Source data:
'''
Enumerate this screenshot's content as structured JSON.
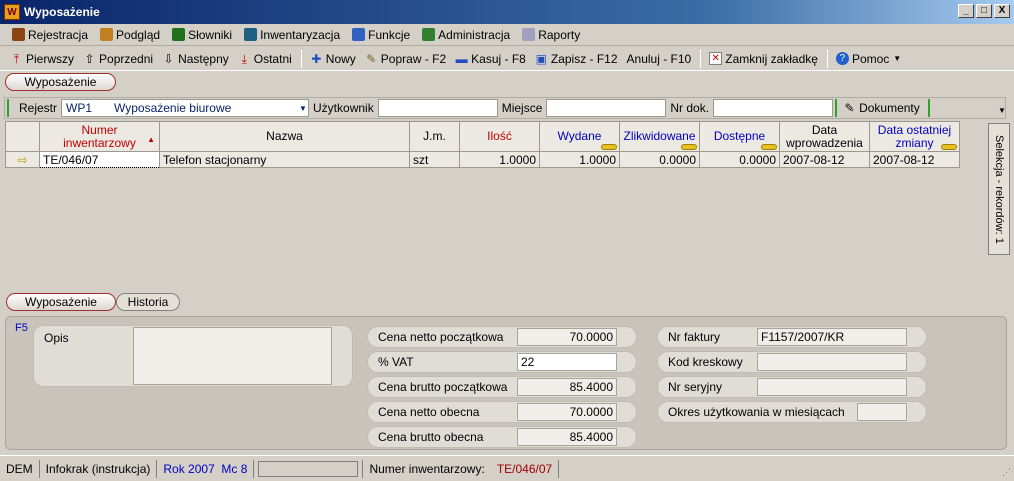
{
  "window": {
    "title": "Wyposażenie",
    "btn_min": "_",
    "btn_max": "□",
    "btn_close": "X"
  },
  "menu": [
    {
      "label": "Rejestracja",
      "color": "#8b4513"
    },
    {
      "label": "Podgląd",
      "color": "#c08020"
    },
    {
      "label": "Słowniki",
      "color": "#207020"
    },
    {
      "label": "Inwentaryzacja",
      "color": "#206080"
    },
    {
      "label": "Funkcje",
      "color": "#3060c0"
    },
    {
      "label": "Administracja",
      "color": "#308030"
    },
    {
      "label": "Raporty",
      "color": "#a0a0c0"
    }
  ],
  "toolbar": {
    "first": "Pierwszy",
    "prev": "Poprzedni",
    "next": "Następny",
    "last": "Ostatni",
    "new": "Nowy",
    "edit": "Popraw - F2",
    "delete": "Kasuj - F8",
    "save": "Zapisz - F12",
    "cancel": "Anuluj - F10",
    "close_tab": "Zamknij zakładkę",
    "help": "Pomoc"
  },
  "main_tab": "Wyposażenie",
  "filter": {
    "register_label": "Rejestr",
    "register_code": "WP1",
    "register_name": "Wyposażenie biurowe",
    "user_label": "Użytkownik",
    "user_value": "",
    "place_label": "Miejsce",
    "place_value": "",
    "doc_no_label": "Nr dok.",
    "doc_no_value": "",
    "documents_label": "Dokumenty"
  },
  "grid": {
    "headers": {
      "number_l1": "Numer",
      "number_l2": "inwentarzowy",
      "name": "Nazwa",
      "unit": "J.m.",
      "qty": "Ilość",
      "issued": "Wydane",
      "liquidated": "Zlikwidowane",
      "available": "Dostępne",
      "date_in_l1": "Data",
      "date_in_l2": "wprowadzenia",
      "date_change_l1": "Data ostatniej",
      "date_change_l2": "zmiany"
    },
    "rows": [
      {
        "number": "TE/046/07",
        "name": "Telefon stacjonarny",
        "unit": "szt",
        "qty": "1.0000",
        "issued": "1.0000",
        "liquidated": "0.0000",
        "available": "0.0000",
        "date_in": "2007-08-12",
        "date_change": "2007-08-12"
      }
    ]
  },
  "side_panel": "Selekcja - rekordów: 1",
  "detail_tabs": {
    "equipment": "Wyposażenie",
    "history": "Historia"
  },
  "detail": {
    "hotkey": "F5",
    "description_label": "Opis",
    "description_value": "",
    "net_initial_label": "Cena netto początkowa",
    "net_initial_value": "70.0000",
    "vat_label": "% VAT",
    "vat_value": "22",
    "gross_initial_label": "Cena brutto początkowa",
    "gross_initial_value": "85.4000",
    "net_current_label": "Cena netto obecna",
    "net_current_value": "70.0000",
    "gross_current_label": "Cena brutto obecna",
    "gross_current_value": "85.4000",
    "invoice_label": "Nr faktury",
    "invoice_value": "F1157/2007/KR",
    "barcode_label": "Kod kreskowy",
    "barcode_value": "",
    "serial_label": "Nr seryjny",
    "serial_value": "",
    "usage_label": "Okres użytkowania w miesiącach",
    "usage_value": ""
  },
  "status": {
    "company": "DEM",
    "db": "Infokrak (instrukcja)",
    "year": "Rok 2007",
    "month": "Mc 8",
    "inv_label": "Numer inwentarzowy:",
    "inv_value": "TE/046/07"
  }
}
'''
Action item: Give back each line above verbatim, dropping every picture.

Your response:
Enumerate this screenshot's content as structured JSON.
{
  "window": {
    "title": "Wyposażenie",
    "btn_min": "_",
    "btn_max": "□",
    "btn_close": "X"
  },
  "menu": [
    {
      "label": "Rejestracja",
      "color": "#8b4513"
    },
    {
      "label": "Podgląd",
      "color": "#c08020"
    },
    {
      "label": "Słowniki",
      "color": "#207020"
    },
    {
      "label": "Inwentaryzacja",
      "color": "#206080"
    },
    {
      "label": "Funkcje",
      "color": "#3060c0"
    },
    {
      "label": "Administracja",
      "color": "#308030"
    },
    {
      "label": "Raporty",
      "color": "#a0a0c0"
    }
  ],
  "toolbar": {
    "first": "Pierwszy",
    "prev": "Poprzedni",
    "next": "Następny",
    "last": "Ostatni",
    "new": "Nowy",
    "edit": "Popraw - F2",
    "delete": "Kasuj - F8",
    "save": "Zapisz - F12",
    "cancel": "Anuluj - F10",
    "close_tab": "Zamknij zakładkę",
    "help": "Pomoc"
  },
  "main_tab": "Wyposażenie",
  "filter": {
    "register_label": "Rejestr",
    "register_code": "WP1",
    "register_name": "Wyposażenie biurowe",
    "user_label": "Użytkownik",
    "user_value": "",
    "place_label": "Miejsce",
    "place_value": "",
    "doc_no_label": "Nr dok.",
    "doc_no_value": "",
    "documents_label": "Dokumenty"
  },
  "grid": {
    "headers": {
      "number_l1": "Numer",
      "number_l2": "inwentarzowy",
      "name": "Nazwa",
      "unit": "J.m.",
      "qty": "Ilość",
      "issued": "Wydane",
      "liquidated": "Zlikwidowane",
      "available": "Dostępne",
      "date_in_l1": "Data",
      "date_in_l2": "wprowadzenia",
      "date_change_l1": "Data ostatniej",
      "date_change_l2": "zmiany"
    },
    "rows": [
      {
        "number": "TE/046/07",
        "name": "Telefon stacjonarny",
        "unit": "szt",
        "qty": "1.0000",
        "issued": "1.0000",
        "liquidated": "0.0000",
        "available": "0.0000",
        "date_in": "2007-08-12",
        "date_change": "2007-08-12"
      }
    ]
  },
  "side_panel": "Selekcja - rekordów: 1",
  "detail_tabs": {
    "equipment": "Wyposażenie",
    "history": "Historia"
  },
  "detail": {
    "hotkey": "F5",
    "description_label": "Opis",
    "description_value": "",
    "net_initial_label": "Cena netto początkowa",
    "net_initial_value": "70.0000",
    "vat_label": "% VAT",
    "vat_value": "22",
    "gross_initial_label": "Cena brutto początkowa",
    "gross_initial_value": "85.4000",
    "net_current_label": "Cena netto obecna",
    "net_current_value": "70.0000",
    "gross_current_label": "Cena brutto obecna",
    "gross_current_value": "85.4000",
    "invoice_label": "Nr faktury",
    "invoice_value": "F1157/2007/KR",
    "barcode_label": "Kod kreskowy",
    "barcode_value": "",
    "serial_label": "Nr seryjny",
    "serial_value": "",
    "usage_label": "Okres użytkowania w miesiącach",
    "usage_value": ""
  },
  "status": {
    "company": "DEM",
    "db": "Infokrak (instrukcja)",
    "year": "Rok 2007",
    "month": "Mc 8",
    "inv_label": "Numer inwentarzowy:",
    "inv_value": "TE/046/07"
  }
}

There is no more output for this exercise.